A Profession of Faith
There’s a moment in most mentor/apprentice stories, usually toward the end of the tale, where the wiser, more experienced elder quietly acknowledges the hard-earned success of his or her younger protege. It’s a bit of a cliche, but writers use it because it works; whichever role we fill, most of us can relate.
But the reverse scenario — a student moved by the achievements of his teacher — doesn’t lend itself so readily to words, which is why I’m struggling to find the right ones to describe how happy I am for Joe Schuster.
For an all-too-brief period (which happened to overlap with the day he started the novel that became The Might Have Been), Joe Schuster was my instructor, academic advisor, and — inconceivably, to me — my advocate. He’s not the reason I am a writer; he’s the reason I try to be a better one.
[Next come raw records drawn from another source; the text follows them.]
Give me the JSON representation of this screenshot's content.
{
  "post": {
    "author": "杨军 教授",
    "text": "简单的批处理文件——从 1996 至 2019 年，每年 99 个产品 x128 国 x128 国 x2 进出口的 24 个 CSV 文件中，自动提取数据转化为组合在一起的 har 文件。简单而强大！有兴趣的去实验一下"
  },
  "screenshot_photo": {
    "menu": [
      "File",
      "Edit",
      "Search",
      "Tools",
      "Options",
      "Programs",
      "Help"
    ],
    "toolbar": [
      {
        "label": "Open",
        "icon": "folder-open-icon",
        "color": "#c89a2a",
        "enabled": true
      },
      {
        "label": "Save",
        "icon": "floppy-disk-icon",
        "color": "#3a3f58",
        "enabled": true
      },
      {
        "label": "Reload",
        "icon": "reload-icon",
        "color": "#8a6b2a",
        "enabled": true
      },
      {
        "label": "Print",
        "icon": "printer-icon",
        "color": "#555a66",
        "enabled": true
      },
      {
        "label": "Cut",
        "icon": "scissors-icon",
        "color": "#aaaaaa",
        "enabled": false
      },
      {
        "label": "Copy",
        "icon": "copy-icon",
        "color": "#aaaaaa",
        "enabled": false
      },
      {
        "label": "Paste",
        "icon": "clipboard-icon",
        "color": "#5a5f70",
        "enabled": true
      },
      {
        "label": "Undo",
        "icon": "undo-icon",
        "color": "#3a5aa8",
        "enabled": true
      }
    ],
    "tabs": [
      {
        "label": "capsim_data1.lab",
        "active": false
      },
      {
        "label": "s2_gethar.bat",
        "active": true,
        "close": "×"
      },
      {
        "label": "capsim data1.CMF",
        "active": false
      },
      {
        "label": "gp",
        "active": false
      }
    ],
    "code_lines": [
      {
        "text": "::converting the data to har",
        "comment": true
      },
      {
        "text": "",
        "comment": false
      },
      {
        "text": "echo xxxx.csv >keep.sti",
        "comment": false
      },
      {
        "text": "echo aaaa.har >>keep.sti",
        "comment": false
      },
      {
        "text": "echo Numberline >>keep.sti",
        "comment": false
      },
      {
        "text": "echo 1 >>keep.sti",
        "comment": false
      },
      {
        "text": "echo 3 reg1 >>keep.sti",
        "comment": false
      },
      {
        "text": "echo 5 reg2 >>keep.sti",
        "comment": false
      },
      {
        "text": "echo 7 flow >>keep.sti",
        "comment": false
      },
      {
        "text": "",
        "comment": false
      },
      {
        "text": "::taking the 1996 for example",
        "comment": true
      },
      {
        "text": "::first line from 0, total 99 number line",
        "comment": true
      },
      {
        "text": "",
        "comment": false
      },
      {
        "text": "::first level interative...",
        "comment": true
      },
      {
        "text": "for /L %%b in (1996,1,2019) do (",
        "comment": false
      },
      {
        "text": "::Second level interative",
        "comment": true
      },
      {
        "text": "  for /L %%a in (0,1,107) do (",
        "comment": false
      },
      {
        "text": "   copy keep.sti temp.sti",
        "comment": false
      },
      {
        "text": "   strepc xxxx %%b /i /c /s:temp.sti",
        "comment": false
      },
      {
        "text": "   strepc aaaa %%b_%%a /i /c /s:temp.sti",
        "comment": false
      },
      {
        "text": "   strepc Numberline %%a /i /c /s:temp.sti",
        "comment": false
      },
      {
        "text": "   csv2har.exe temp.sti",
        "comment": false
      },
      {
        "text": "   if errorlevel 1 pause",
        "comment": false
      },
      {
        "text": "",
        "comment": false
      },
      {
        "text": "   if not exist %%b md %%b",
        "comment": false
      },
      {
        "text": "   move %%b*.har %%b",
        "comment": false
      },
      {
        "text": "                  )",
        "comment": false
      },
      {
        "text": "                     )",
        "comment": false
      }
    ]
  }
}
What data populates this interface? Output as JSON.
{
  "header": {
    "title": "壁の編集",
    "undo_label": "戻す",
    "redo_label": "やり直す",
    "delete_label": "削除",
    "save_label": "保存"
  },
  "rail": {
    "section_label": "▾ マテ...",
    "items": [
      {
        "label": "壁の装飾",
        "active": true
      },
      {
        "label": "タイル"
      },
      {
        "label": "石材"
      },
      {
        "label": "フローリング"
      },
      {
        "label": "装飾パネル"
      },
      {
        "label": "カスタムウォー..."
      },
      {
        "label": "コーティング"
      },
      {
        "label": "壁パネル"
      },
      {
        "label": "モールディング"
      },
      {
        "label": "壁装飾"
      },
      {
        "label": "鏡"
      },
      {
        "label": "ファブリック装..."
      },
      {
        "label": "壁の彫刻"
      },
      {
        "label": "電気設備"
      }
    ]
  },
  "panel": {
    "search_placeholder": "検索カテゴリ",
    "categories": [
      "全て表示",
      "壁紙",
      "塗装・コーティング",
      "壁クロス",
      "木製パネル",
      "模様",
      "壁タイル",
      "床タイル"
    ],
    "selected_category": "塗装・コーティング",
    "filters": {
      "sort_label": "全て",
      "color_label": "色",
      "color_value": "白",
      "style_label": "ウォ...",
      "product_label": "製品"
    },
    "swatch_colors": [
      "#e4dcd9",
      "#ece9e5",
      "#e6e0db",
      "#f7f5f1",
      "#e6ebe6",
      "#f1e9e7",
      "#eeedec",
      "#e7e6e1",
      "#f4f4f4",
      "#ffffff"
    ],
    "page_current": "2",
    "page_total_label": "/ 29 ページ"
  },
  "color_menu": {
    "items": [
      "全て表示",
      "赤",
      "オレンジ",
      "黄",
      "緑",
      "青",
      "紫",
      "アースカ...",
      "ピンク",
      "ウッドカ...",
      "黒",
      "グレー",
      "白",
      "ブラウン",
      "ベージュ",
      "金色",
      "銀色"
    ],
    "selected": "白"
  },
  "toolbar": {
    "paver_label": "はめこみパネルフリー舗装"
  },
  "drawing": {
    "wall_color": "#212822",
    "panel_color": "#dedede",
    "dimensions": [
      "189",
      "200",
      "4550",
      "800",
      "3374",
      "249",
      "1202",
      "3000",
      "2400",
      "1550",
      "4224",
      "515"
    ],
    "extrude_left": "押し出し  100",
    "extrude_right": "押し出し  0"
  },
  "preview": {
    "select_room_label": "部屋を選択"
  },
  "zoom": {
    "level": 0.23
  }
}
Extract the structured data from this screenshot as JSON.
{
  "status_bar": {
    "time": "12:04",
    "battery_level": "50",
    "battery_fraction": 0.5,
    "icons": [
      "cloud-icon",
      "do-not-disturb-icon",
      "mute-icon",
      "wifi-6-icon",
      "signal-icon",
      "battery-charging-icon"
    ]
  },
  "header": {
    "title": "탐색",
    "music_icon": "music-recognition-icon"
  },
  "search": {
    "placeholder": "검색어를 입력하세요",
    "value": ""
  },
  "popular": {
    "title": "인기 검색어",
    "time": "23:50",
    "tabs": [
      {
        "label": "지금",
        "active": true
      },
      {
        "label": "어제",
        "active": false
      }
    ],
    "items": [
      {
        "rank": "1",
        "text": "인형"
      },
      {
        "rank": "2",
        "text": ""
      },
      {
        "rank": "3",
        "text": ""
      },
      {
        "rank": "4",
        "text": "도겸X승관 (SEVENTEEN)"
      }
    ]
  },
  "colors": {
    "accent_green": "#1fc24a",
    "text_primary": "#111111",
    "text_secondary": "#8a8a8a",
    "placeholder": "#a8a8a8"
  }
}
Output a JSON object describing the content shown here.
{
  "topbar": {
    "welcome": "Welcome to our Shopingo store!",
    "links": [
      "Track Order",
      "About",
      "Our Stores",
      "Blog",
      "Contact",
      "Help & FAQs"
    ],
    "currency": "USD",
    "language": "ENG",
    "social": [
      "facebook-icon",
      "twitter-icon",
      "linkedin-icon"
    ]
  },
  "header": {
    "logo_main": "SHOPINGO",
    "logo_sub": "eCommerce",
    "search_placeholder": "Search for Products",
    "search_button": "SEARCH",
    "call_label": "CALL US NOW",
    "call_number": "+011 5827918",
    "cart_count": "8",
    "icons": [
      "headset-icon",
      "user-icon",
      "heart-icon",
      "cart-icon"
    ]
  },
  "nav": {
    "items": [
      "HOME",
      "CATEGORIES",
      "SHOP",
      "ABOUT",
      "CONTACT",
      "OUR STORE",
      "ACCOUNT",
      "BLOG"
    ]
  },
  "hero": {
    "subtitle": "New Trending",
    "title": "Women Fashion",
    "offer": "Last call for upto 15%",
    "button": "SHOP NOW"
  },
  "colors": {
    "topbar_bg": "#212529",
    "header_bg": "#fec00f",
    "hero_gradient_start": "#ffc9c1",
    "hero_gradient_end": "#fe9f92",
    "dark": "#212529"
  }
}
"I’ve known people who get to a certain age and are consumed with regret and bitterness about the way their lives have turned out; it sometimes becomes the main fact of their lives at that point. When I thought about what I wanted to do in my own life and hadn’t to that point — I wanted to write novels. I had no idea whether what I wrote would get published, but I knew that if I didn’t at least work as hard as I could to write the best novel I could, I might turn out to be one of those people who were filled with regret. I didn’t want to do that, and so the only way I knew I could avoid it was to keep working at the novel. It might not end up published, I thought, but at least if I finished it, I wouldn’t wake up one day years down the road and think about how I hadn’t even tried to do what I wanted to do."
Joe had faith in me, and that will always mean more to me than any grade or advice I received from him; but it means even more to me that he had faith in himself.